(Dataset records begins)

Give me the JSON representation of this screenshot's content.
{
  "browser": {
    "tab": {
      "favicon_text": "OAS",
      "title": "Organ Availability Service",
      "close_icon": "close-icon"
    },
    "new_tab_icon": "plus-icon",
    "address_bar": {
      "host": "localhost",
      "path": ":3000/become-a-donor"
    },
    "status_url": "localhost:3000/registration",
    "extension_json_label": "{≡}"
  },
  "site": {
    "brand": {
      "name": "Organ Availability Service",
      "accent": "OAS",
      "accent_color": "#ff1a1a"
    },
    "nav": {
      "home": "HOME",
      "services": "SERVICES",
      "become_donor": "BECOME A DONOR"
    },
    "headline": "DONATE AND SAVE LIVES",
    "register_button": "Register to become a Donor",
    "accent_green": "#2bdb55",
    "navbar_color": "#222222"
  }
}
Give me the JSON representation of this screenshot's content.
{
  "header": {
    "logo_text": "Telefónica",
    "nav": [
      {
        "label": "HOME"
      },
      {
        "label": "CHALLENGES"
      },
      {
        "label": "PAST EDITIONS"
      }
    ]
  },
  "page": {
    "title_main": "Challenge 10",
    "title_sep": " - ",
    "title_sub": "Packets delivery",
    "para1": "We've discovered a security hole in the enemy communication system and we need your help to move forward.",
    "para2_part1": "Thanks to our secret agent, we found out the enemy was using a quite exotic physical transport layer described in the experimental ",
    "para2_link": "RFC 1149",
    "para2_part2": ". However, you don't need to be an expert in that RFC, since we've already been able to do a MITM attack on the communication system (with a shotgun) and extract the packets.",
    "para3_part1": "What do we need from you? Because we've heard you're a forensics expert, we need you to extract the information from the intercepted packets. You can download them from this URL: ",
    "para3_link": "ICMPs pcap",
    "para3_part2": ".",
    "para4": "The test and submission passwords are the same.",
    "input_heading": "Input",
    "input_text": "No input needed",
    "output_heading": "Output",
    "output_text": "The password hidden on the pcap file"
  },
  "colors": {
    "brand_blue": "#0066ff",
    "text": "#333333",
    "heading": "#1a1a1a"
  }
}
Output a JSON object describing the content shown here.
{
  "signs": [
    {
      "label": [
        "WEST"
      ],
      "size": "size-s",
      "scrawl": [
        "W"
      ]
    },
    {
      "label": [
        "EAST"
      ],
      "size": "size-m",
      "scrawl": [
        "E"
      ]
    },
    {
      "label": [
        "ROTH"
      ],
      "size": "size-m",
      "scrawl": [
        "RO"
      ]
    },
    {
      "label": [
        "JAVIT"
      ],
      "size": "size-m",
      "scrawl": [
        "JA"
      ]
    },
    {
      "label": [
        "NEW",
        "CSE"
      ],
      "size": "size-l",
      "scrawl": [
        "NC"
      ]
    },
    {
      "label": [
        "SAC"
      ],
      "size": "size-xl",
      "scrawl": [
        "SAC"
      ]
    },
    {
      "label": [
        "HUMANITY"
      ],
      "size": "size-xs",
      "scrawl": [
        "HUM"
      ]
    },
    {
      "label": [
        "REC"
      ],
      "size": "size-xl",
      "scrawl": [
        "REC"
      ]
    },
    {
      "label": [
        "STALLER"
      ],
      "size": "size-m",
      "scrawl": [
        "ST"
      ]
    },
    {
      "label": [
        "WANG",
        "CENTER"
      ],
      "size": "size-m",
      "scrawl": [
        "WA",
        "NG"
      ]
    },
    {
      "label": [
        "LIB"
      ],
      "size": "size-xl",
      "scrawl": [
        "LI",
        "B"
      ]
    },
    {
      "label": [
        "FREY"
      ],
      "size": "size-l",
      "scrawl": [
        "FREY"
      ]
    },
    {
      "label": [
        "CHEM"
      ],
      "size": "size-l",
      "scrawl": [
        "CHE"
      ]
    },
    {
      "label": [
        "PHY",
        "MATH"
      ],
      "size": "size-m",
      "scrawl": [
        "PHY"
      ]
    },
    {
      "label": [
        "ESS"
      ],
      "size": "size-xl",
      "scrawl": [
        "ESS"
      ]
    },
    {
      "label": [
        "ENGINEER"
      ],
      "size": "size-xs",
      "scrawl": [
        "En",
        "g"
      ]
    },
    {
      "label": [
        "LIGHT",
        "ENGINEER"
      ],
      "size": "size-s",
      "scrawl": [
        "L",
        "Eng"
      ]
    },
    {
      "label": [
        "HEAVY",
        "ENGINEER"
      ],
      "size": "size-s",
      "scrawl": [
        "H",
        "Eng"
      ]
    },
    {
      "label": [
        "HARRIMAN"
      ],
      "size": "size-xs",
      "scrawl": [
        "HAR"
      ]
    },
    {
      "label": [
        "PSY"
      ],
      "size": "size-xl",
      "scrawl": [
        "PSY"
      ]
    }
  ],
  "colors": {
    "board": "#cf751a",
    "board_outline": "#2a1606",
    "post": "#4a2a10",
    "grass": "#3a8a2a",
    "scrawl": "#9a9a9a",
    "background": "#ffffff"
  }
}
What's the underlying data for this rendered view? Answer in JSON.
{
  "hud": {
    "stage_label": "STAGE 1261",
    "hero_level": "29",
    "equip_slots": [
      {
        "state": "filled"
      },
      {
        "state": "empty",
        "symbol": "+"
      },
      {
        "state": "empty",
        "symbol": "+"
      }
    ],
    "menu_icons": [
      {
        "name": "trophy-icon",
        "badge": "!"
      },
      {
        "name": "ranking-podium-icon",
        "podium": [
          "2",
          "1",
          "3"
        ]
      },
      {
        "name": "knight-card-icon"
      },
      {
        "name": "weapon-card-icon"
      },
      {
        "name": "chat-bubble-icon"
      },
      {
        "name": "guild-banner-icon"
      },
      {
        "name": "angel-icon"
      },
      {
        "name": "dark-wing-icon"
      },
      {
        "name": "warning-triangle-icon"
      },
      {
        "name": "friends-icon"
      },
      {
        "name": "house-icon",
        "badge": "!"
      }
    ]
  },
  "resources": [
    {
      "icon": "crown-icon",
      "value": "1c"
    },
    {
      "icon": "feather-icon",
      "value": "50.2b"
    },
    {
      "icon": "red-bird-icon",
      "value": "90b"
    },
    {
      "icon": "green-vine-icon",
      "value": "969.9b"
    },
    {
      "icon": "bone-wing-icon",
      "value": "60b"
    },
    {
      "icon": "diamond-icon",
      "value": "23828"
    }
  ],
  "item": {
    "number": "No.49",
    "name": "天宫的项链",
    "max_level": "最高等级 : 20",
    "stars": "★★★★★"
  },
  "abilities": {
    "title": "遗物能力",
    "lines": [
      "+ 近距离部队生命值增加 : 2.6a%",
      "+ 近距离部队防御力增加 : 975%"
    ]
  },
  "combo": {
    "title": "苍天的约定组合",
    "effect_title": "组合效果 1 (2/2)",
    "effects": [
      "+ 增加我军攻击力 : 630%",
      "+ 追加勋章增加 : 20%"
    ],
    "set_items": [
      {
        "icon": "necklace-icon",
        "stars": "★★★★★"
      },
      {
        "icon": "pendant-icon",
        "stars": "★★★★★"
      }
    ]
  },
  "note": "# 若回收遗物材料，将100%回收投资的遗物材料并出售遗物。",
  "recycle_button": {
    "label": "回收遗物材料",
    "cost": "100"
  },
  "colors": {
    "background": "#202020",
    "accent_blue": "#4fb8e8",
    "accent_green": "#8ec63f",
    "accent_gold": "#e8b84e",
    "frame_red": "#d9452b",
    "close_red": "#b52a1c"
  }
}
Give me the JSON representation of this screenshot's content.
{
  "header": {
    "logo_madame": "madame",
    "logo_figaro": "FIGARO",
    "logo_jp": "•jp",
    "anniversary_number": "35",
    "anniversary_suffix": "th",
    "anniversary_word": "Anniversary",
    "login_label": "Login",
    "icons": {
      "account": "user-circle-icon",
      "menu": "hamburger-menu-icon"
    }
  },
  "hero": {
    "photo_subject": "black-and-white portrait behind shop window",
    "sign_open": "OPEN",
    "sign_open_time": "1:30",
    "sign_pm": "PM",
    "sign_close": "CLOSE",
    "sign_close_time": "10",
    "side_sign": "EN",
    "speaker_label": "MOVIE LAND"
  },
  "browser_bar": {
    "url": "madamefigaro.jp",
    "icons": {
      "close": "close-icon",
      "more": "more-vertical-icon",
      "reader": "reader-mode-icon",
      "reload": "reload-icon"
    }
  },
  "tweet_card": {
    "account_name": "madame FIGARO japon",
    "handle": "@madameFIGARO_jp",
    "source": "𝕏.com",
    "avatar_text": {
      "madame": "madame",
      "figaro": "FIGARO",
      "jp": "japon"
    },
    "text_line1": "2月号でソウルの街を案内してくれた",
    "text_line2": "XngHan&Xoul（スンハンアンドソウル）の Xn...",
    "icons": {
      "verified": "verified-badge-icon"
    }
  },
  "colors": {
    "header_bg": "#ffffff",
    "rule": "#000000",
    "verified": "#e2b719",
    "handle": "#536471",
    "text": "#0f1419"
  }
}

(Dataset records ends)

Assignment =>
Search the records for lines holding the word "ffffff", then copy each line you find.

Exercise output =>
    "background": "#ffffff"
    "header_bg": "#ffffff",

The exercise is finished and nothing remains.